### INSTRUCTIONS TO FOLLOW
Where in the entries below does "JSON" appear? Copy every line that has it.

### INFORMATION
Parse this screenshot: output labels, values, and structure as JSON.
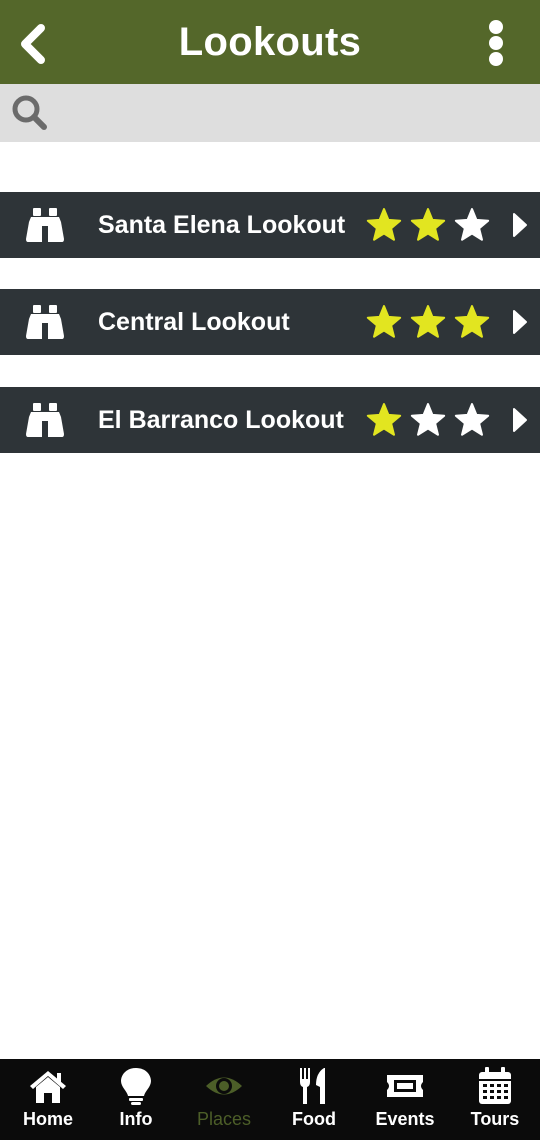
{
  "header": {
    "title": "Lookouts",
    "back_icon": "chevron-left-icon",
    "menu_icon": "more-vertical-icon"
  },
  "search": {
    "icon": "search-icon",
    "placeholder": "",
    "value": ""
  },
  "lookouts": [
    {
      "name": "Santa Elena Lookout",
      "rating": 2,
      "max_rating": 3,
      "icon": "binoculars-icon"
    },
    {
      "name": "Central Lookout",
      "rating": 3,
      "max_rating": 3,
      "icon": "binoculars-icon"
    },
    {
      "name": "El Barranco Lookout",
      "rating": 1,
      "max_rating": 3,
      "icon": "binoculars-icon"
    }
  ],
  "bottom_nav": {
    "items": [
      {
        "label": "Home",
        "icon": "home-icon",
        "active": false
      },
      {
        "label": "Info",
        "icon": "lightbulb-icon",
        "active": false
      },
      {
        "label": "Places",
        "icon": "eye-icon",
        "active": true
      },
      {
        "label": "Food",
        "icon": "utensils-icon",
        "active": false
      },
      {
        "label": "Events",
        "icon": "ticket-icon",
        "active": false
      },
      {
        "label": "Tours",
        "icon": "calendar-icon",
        "active": false
      }
    ]
  },
  "colors": {
    "header_bg": "#54672a",
    "list_bg": "#2e3438",
    "star_filled": "#e2e520",
    "star_empty": "#ffffff",
    "nav_bg": "#0b0b0b",
    "nav_active": "#4c5e28"
  }
}
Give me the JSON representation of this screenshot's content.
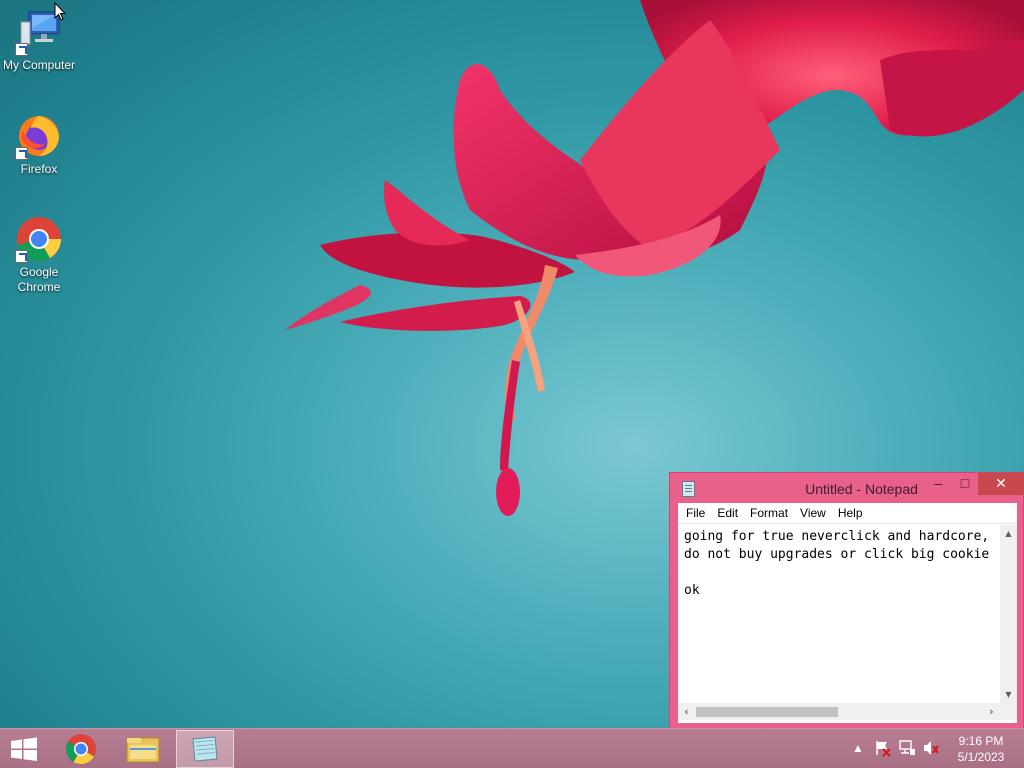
{
  "desktop": {
    "icons": [
      {
        "label": "My Computer"
      },
      {
        "label": "Firefox"
      },
      {
        "label": "Google\nChrome"
      }
    ]
  },
  "notepad": {
    "title": "Untitled - Notepad",
    "menu": [
      "File",
      "Edit",
      "Format",
      "View",
      "Help"
    ],
    "text": "going for true neverclick and hardcore,\ndo not buy upgrades or click big cookie\n\nok"
  },
  "taskbar": {
    "pinned": [
      {
        "icon": "windows-start-icon"
      },
      {
        "icon": "chrome-icon"
      },
      {
        "icon": "file-explorer-icon"
      },
      {
        "icon": "notepad-icon",
        "active": true
      }
    ],
    "tray_icons": [
      "show-hidden-icons-chevron",
      "action-center-flag-icon",
      "network-icon",
      "volume-muted-icon"
    ],
    "time": "9:16 PM",
    "date": "5/1/2023"
  },
  "colors": {
    "window_frame": "#e9608a",
    "close_button": "#c8484e",
    "taskbar": "#b07489",
    "desktop_bg": "#2f98a4"
  }
}
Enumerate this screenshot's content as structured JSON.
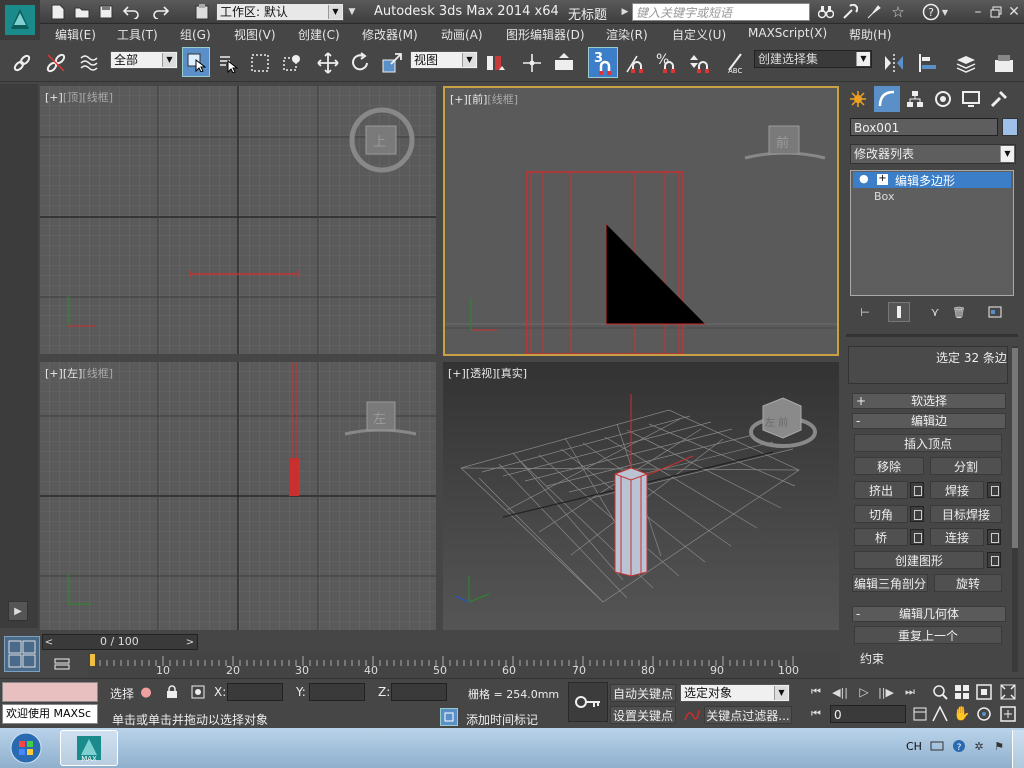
{
  "title_bar": {
    "workspace_label": "工作区: 默认",
    "app_title": "Autodesk 3ds Max  2014 x64",
    "doc_title": "无标题",
    "search_placeholder": "键入关键字或短语"
  },
  "menu": [
    "编辑(E)",
    "工具(T)",
    "组(G)",
    "视图(V)",
    "创建(C)",
    "修改器(M)",
    "动画(A)",
    "图形编辑器(D)",
    "渲染(R)",
    "自定义(U)",
    "MAXScript(X)",
    "帮助(H)"
  ],
  "main_toolbar": {
    "selection_filter": "全部",
    "ref_coord": "视图",
    "snap_label": "3",
    "named_selection": "创建选择集"
  },
  "viewports": {
    "top": {
      "l1": "[+]",
      "l2": "[顶]",
      "l3": "[线框]",
      "cube": "上"
    },
    "front": {
      "l1": "[+]",
      "l2": "[前]",
      "l3": "[线框]",
      "cube": "前"
    },
    "left": {
      "l1": "[+]",
      "l2": "[左]",
      "l3": "[线框]",
      "cube": "左"
    },
    "persp": {
      "l1": "[+]",
      "l2": "[透视]",
      "l3": "[真实]",
      "cube": "左 前"
    }
  },
  "command_panel": {
    "object_name": "Box001",
    "modifier_list": "修改器列表",
    "stack": [
      "编辑多边形",
      "Box"
    ],
    "selection_info": "选定 32 条边",
    "rollouts": {
      "soft": "软选择",
      "edit_edges": "编辑边",
      "edit_geom": "编辑几何体"
    },
    "buttons": {
      "insert_vertex": "插入顶点",
      "remove": "移除",
      "split": "分割",
      "extrude": "挤出",
      "weld": "焊接",
      "chamfer": "切角",
      "target_weld": "目标焊接",
      "bridge": "桥",
      "connect": "连接",
      "create_shape": "创建图形",
      "edit_tri": "编辑三角剖分",
      "turn": "旋转",
      "repeat_last": "重复上一个"
    },
    "constraints_label": "约束"
  },
  "timeline": {
    "frame_label": "0 / 100",
    "ticks": [
      "10",
      "20",
      "30",
      "40",
      "50",
      "60",
      "70",
      "80",
      "90",
      "100"
    ]
  },
  "status": {
    "maxscript_text": "欢迎使用  MAXSc",
    "selected_label": "选择",
    "x_label": "X:",
    "y_label": "Y:",
    "z_label": "Z:",
    "grid_text": "栅格 = 254.0mm",
    "auto_key": "自动关键点",
    "set_key": "设置关键点",
    "key_mode": "选定对象",
    "key_filters": "关键点过滤器...",
    "prompt": "单击或单击并拖动以选择对象",
    "add_time_tag": "添加时间标记",
    "frame_value": "0"
  },
  "taskbar": {
    "lang": "CH",
    "app_icon_label": "MAX"
  },
  "colors": {
    "accent": "#1e6fb9",
    "object_red": "#c81e1e",
    "active_viewport_border": "#c8a046"
  }
}
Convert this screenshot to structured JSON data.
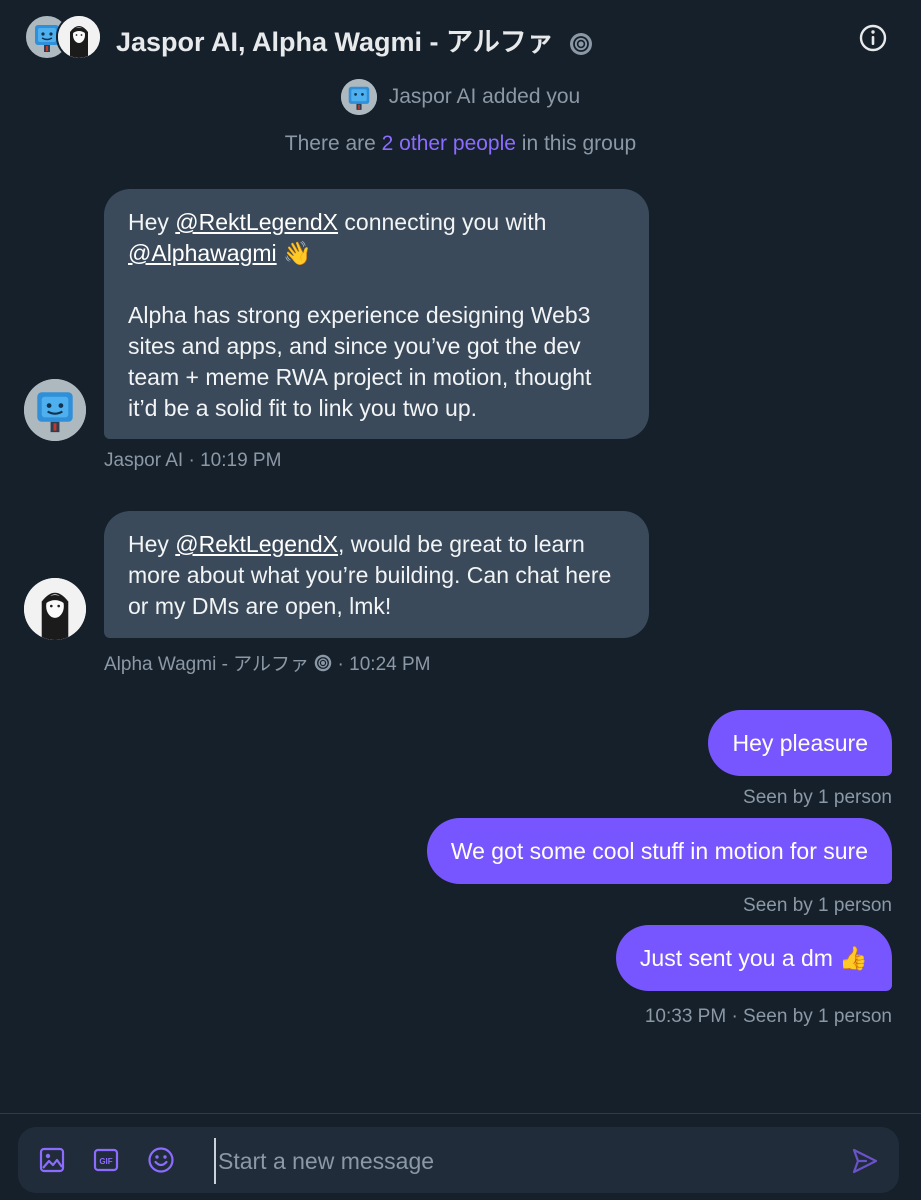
{
  "header": {
    "title": "Jaspor AI, Alpha Wagmi - アルファ",
    "info_icon": "info-circle-icon"
  },
  "notices": {
    "added_text": "Jaspor AI added you",
    "group_prefix": "There are ",
    "group_link": "2 other people",
    "group_suffix": " in this group"
  },
  "messages_in": [
    {
      "greeting": "Hey ",
      "mention1": "@RektLegendX",
      "mid": " connecting you with ",
      "mention2": "@Alphawagmi",
      "emoji": " 👋",
      "body": "Alpha has strong experience designing Web3 sites and apps, and since you’ve got the dev team + meme RWA project in motion, thought it’d be a solid fit to link you two up.",
      "sender": "Jaspor AI",
      "time": " · 10:19 PM"
    },
    {
      "greeting": "Hey ",
      "mention1": "@RektLegendX",
      "rest": ", would be great to learn more about what you’re building. Can chat here or my DMs are open, lmk!",
      "sender": "Alpha Wagmi - アルファ ",
      "time": " · 10:24 PM"
    }
  ],
  "messages_out": [
    {
      "text": "Hey pleasure",
      "status": "Seen by 1 person"
    },
    {
      "text": "We got some cool stuff in motion for sure",
      "status": "Seen by 1 person"
    },
    {
      "text": "Just sent you a dm 👍",
      "status": "10:33 PM · Seen by 1 person"
    }
  ],
  "composer": {
    "placeholder": "Start a new message",
    "tools": [
      "image-icon",
      "gif-icon",
      "emoji-icon"
    ],
    "send_icon": "send-icon"
  },
  "colors": {
    "background": "#15202b",
    "accent": "#7856ff",
    "bubble_in": "#3a4a5a",
    "muted_text": "#8b98a5"
  }
}
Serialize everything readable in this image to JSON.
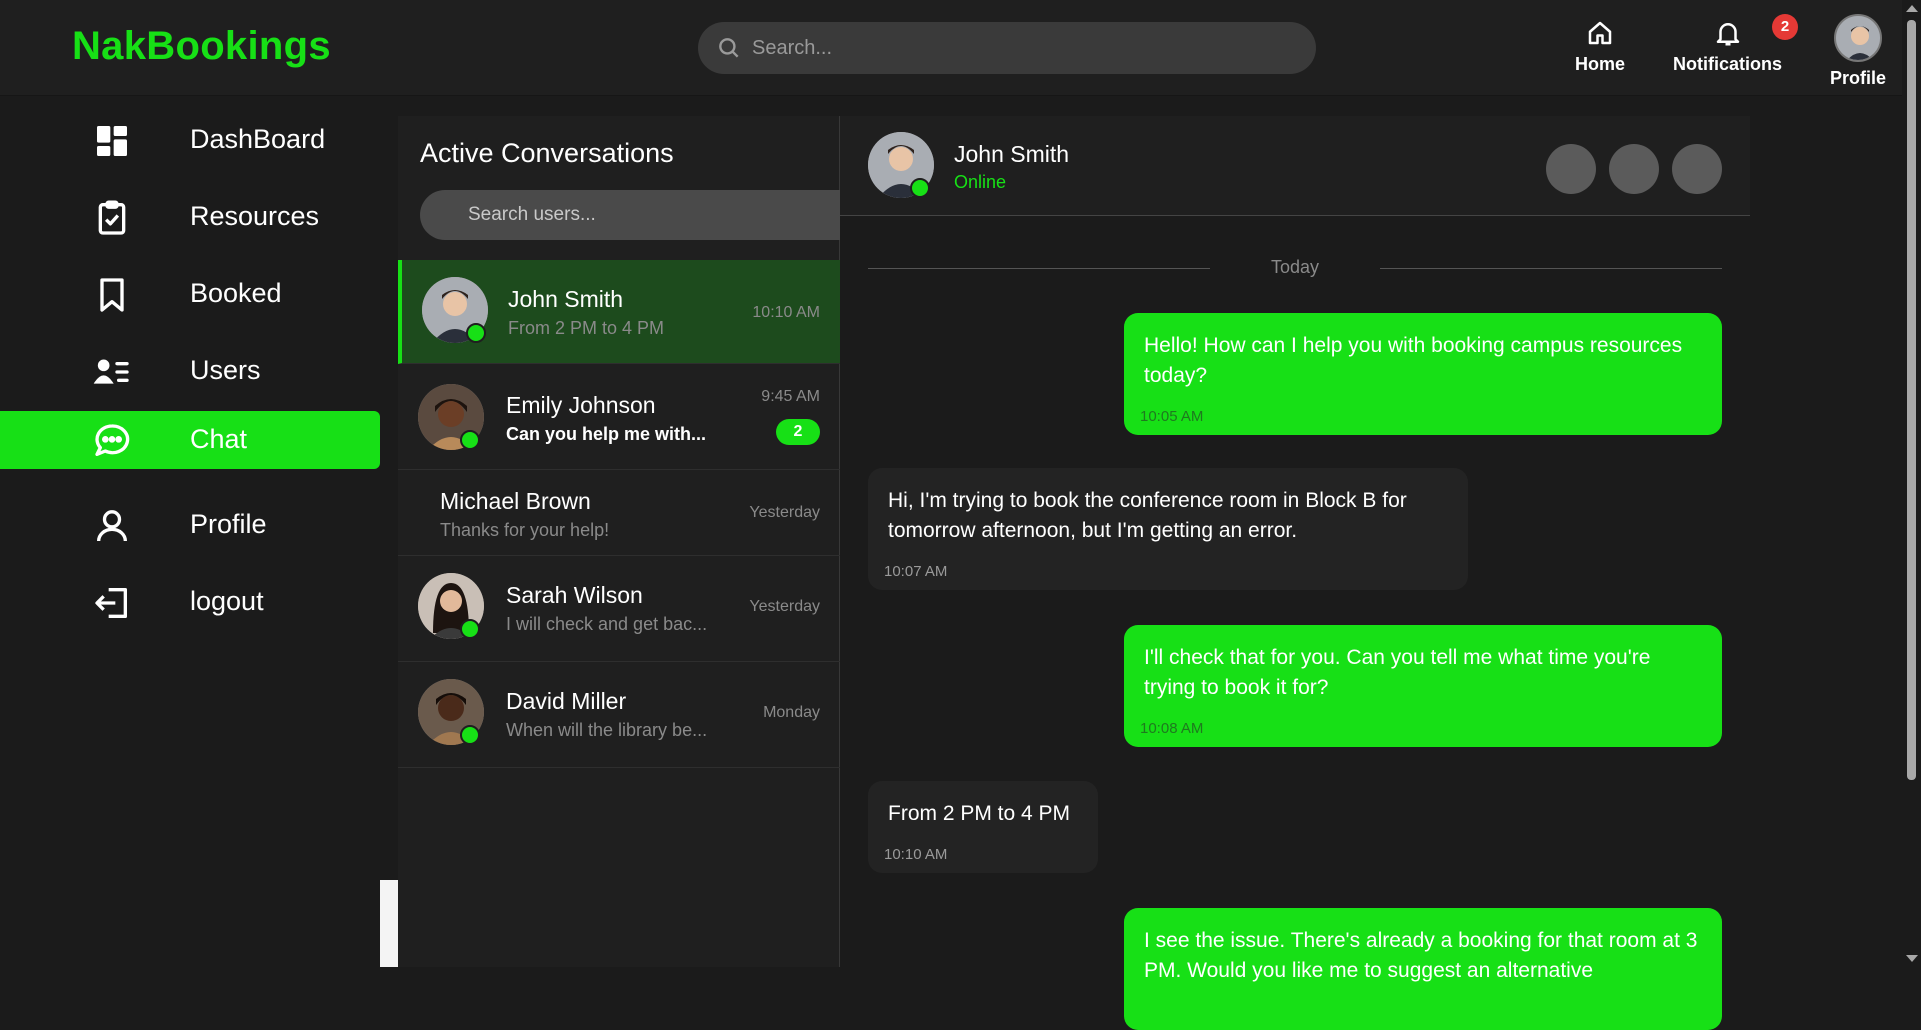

### YOUR RESPONSE
Parse this screenshot: output labels, values, and structure as JSON.
Give me the JSON representation of this screenshot's content.
Enumerate this screenshot's content as structured JSON.
Convert this screenshot to structured JSON data.
Serialize everything readable in this image to JSON.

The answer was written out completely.